In 1951 a number of companies in Western New York recognized the need for continuing business education to service the development requirements of their employees. A group of graduates of the Harvard Business School responded by developing a case based management course. The Management Development Course has changed and evolved over the past 70 years. Each year the casebook is revised to incorporate some of the most popular cases and notes at HBS Publishing. More than 1700 Western New Yorkers have attended this course.

In 2005, a program was added specifically for the managers of non-profit organizations. While the course uses the same teaching methods, the Not For Profit Management course uses different cases, has teaching staff specializing in non-profit management.

In 2013, a program for management development in the health care field was added. This program is moderated by graduates of the Managing Health Care Delivery program at HBS.

From 2015 through 2019, we presented the Advanced Management Program. A smaller class with a more intense experience than our basic program, the AMP program was for graduates of our other programs who wished to further refine their management skills.

In 2020, the Covid epidemic interrupted our in-person classes. In the fall, we held a shortened version of the NFP Program via Zoom. Both students and moderators considered the experiment a success. Consequently, we plan full programs through remote contact until we can return to the classroom.

Most of us work in the same company or functional area for several years. The objective of all three programs is to challenge the participant with situations and problems that they have not encountered in their regular job experience.  The participant’s discussion of case studies broadens their management experience and sharpens their skills in dealing with new and ill-defined problems. The courses are not for credit nor are they sponsored by the Harvard Business School. It is simply an opportunity to learn in a local, non-competitive environment, without the costs of travel.

Our students come from manufacturing and service organizations, profit and non-profit, cultural and social service organizations, as well as the legal and health care professions. Some are considering an MBA or MSW; others already have advanced degrees. All are looking for the broadening experience that a case study course offers.

Each course runs only once a year. The original Management Development course runs in the fall; all the other programs run in the spring. The normal enrollment ranges from 12 to 30 students. Some of the comments of prior students are on the following pages.

Student responses to the question:

“What would you tell someone considering this class?”

“Take it! It is an excellent course that teaches you how to analyze a problem and learn from experience.”

“If you are looking for an opportunity to help develop your creative thinking  skills, this is it.”

“Don’t think twice! Do it. I cannot imagine anyone not being enriched by this program.”

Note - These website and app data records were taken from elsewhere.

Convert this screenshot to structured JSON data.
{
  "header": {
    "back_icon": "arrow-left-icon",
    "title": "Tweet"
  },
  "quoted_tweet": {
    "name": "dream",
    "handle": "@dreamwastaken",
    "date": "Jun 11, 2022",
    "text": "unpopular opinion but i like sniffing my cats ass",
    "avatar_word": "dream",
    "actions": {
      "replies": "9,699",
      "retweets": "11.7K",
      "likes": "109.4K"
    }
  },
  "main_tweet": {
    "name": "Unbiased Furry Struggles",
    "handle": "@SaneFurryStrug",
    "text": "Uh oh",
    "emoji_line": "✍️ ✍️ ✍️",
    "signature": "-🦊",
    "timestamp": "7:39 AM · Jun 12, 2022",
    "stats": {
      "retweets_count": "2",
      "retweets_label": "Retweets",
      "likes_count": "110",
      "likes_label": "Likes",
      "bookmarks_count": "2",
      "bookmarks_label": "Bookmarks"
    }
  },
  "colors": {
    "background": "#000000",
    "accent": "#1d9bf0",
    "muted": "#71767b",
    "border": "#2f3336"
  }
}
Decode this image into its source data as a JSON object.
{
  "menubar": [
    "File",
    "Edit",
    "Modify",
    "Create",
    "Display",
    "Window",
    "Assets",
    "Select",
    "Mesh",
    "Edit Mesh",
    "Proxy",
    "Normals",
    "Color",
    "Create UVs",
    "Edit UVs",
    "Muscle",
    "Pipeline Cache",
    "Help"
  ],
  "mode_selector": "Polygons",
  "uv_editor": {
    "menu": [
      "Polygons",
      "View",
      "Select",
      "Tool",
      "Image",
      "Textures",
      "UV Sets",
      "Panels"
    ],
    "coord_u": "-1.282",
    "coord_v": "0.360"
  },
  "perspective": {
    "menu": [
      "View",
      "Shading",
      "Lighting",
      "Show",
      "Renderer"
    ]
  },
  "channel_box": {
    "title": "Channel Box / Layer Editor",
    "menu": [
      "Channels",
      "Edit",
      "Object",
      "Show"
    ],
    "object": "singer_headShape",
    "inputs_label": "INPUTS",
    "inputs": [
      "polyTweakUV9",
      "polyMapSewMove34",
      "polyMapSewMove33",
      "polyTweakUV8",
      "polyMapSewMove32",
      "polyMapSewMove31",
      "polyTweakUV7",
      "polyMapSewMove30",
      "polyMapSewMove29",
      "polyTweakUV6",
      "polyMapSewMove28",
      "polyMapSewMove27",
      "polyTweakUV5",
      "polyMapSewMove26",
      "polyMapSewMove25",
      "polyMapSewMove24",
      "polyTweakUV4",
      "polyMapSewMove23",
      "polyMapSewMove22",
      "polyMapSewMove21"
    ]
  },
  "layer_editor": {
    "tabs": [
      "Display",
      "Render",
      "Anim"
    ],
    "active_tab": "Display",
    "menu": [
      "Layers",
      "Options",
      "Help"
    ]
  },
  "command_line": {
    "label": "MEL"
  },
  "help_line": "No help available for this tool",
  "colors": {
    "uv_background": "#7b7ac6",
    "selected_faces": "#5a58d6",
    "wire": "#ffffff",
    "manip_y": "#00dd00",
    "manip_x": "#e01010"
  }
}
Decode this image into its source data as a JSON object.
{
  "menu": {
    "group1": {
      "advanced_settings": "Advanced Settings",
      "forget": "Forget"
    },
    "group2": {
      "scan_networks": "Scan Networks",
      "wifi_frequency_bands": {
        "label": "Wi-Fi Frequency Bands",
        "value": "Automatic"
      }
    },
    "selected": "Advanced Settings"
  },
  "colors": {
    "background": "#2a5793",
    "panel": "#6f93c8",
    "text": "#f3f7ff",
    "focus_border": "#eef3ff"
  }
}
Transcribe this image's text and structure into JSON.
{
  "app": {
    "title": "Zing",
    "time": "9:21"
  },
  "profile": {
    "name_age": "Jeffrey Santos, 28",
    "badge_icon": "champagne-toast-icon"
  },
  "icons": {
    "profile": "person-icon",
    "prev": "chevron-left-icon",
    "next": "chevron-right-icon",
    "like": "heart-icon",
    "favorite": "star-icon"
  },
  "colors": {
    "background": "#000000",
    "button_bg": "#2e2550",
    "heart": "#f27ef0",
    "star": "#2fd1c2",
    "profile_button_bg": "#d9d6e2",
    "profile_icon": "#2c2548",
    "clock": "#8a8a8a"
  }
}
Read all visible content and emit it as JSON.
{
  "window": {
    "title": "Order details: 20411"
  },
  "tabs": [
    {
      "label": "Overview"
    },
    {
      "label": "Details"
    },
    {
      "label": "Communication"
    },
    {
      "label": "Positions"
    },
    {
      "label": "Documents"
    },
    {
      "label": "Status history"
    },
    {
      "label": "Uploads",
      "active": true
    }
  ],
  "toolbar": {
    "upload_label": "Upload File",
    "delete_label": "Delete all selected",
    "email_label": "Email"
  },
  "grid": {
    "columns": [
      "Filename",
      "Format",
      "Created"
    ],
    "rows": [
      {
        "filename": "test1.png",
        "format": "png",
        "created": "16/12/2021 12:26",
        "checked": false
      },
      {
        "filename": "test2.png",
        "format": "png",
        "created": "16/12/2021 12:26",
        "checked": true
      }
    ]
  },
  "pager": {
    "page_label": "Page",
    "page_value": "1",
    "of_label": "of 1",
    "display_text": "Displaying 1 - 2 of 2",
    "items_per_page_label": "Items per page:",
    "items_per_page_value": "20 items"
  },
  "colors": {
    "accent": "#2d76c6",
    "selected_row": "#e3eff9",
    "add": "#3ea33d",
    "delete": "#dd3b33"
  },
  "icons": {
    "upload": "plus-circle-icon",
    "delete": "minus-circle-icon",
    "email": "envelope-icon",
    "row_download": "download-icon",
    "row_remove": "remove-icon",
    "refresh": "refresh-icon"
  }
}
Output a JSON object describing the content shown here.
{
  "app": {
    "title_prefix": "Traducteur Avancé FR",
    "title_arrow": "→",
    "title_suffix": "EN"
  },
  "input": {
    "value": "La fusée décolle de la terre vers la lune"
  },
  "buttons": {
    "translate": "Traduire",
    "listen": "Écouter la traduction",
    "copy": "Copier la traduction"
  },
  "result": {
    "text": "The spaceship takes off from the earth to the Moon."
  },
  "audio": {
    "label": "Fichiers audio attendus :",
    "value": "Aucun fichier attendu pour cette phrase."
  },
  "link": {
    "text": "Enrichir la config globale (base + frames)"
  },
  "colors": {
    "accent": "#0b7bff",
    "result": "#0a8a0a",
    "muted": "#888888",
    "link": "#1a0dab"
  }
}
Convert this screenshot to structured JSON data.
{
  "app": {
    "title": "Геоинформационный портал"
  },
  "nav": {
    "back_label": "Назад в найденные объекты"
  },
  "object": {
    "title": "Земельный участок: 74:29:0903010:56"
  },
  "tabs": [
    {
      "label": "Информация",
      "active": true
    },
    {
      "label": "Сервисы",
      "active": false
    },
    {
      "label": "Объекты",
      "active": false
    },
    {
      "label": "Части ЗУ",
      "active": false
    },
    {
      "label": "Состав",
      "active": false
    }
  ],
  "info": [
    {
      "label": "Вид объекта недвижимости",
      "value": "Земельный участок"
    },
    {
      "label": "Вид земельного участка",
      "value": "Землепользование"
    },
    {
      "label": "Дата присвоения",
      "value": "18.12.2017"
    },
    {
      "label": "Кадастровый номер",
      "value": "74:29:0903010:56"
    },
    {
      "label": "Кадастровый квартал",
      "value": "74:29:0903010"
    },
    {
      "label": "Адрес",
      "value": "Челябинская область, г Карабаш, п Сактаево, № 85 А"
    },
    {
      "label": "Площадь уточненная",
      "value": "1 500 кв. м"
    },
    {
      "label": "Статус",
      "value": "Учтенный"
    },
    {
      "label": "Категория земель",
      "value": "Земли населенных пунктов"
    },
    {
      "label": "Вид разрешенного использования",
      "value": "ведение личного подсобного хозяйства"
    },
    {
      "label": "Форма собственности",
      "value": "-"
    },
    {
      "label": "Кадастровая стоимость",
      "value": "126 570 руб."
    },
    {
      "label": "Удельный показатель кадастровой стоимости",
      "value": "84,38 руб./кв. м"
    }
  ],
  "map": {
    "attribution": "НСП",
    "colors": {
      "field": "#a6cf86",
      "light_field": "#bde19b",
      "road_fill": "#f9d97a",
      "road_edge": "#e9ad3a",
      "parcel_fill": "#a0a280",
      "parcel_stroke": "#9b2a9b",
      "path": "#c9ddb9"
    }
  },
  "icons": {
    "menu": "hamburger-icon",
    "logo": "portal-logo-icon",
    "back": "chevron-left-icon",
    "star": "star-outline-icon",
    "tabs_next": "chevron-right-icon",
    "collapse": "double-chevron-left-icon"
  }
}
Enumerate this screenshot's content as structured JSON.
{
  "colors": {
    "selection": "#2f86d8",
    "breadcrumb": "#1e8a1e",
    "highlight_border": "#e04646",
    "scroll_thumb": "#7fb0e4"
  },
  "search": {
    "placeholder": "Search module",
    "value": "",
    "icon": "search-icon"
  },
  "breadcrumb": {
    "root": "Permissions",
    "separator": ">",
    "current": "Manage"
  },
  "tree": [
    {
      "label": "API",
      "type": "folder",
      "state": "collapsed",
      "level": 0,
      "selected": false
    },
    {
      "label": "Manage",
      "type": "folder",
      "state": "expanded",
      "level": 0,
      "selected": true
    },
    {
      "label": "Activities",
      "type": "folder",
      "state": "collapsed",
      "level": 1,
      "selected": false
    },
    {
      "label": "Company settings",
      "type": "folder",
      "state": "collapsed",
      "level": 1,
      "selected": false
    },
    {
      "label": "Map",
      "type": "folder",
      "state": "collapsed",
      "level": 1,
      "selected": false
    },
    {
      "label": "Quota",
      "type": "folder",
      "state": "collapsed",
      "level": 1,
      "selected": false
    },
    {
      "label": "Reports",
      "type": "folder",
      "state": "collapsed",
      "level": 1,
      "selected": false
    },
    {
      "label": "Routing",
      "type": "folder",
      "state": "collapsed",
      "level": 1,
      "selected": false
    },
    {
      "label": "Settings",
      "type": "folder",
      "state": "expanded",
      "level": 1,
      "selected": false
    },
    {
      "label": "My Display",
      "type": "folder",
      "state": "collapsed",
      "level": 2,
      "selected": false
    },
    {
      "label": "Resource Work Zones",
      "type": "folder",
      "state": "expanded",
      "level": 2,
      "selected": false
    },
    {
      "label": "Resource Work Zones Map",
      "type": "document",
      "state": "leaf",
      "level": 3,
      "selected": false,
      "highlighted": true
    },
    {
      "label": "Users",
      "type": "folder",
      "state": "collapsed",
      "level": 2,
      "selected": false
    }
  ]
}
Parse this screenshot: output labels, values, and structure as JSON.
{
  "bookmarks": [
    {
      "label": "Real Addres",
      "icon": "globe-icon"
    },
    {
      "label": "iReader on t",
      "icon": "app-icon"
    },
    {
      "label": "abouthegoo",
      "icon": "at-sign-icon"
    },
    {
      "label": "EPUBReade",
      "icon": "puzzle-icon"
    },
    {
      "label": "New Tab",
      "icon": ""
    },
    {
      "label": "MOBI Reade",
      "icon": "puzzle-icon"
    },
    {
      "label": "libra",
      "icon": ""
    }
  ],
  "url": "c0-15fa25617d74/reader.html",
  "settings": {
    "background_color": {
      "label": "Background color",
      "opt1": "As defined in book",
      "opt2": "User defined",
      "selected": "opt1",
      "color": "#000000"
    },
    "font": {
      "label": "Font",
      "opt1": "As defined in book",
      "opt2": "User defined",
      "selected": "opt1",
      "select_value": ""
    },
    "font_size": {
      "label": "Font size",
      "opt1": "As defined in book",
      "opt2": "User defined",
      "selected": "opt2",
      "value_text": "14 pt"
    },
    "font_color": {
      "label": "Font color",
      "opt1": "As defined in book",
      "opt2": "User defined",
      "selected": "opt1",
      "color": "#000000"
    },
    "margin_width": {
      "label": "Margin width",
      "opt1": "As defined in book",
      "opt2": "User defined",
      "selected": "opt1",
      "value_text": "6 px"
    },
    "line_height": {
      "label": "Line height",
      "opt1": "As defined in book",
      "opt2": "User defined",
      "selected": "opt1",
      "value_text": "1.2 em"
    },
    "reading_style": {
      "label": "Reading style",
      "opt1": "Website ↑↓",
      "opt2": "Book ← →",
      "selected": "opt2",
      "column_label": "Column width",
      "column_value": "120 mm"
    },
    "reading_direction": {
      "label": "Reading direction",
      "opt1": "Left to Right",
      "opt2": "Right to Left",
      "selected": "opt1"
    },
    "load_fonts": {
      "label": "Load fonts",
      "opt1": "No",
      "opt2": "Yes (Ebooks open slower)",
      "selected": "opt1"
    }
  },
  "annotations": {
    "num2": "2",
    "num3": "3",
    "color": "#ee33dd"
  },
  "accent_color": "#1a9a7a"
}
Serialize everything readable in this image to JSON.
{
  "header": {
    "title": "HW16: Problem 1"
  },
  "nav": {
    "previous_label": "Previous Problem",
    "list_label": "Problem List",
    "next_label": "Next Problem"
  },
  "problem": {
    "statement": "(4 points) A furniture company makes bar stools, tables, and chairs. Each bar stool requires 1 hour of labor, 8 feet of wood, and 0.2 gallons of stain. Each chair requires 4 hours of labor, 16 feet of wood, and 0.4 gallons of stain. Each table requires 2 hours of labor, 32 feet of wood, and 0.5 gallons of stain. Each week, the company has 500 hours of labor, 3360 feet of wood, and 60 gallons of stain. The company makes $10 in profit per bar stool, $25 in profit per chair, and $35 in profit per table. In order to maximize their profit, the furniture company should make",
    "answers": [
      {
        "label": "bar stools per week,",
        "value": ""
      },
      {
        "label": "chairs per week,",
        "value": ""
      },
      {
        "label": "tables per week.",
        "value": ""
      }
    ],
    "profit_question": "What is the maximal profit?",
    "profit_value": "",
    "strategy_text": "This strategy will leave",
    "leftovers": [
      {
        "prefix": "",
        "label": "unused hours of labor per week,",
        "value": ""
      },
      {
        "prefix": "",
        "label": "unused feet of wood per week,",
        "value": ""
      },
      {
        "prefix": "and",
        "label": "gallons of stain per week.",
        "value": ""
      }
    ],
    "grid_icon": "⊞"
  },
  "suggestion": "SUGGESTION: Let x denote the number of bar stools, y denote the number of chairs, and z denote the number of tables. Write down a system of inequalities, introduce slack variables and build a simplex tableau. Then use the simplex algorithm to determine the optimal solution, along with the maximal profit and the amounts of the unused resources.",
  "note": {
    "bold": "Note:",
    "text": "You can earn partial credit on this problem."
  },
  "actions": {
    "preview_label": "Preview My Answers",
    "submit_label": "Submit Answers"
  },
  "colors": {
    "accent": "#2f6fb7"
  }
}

The majority of all three programs are taught utilizing the case method that has been used by the Harvard Business School for over 100 years. A case study describes an actual situation or issue in an organization. As in real life, the case situation typically has a multitude of solutions, each with its negative and positive aspects. The objective of the case discussion is not to find a specific solution but to explore the alternatives and the process of selecting a course of action.

The faculty and participants share the teaching-learning experience by working together to define and resolve the issues in the case study. Many notes and articles are included in the course to broaden the students’ understanding of the subject beyond the specific issues illustrated in the case study.

Each participant analyzes the assigned materials for class discussion, to identify management implications of the issues described, and to decide an appropriate course of action. In class, students discuss their analyses and recommendations for action.

Every participant brings their own set of skills and experiences to the class. The broad range of insights and solutions sparks a lively discussion involving vital aspects of
management: making decisions quickly using imperfect and/or incomplete data; challenging assumptions; effectively communicating and negotiating with others of differing opinions, and changing business tactics and/or strategy as new insights are gained.

“The cases make you think like a general manager.” Marketing Manager – Manufacturing Company


The faculty members are graduates of Harvard Business School programs, occasionally supplemented by individuals with particular knowledge and skills. Many of the faculty are presidents of companies; some have started their own businesses. Most have served on Not For Profit boards, and others are Executive Directors of not for profit organizations. Their experience covers a broad spectrum including marketing, manufacturing, banking, real estate, consulting, service, and health care in both the for-profit and not-for-profit sectors. Their skills and backgrounds are key elements in the case study learning process.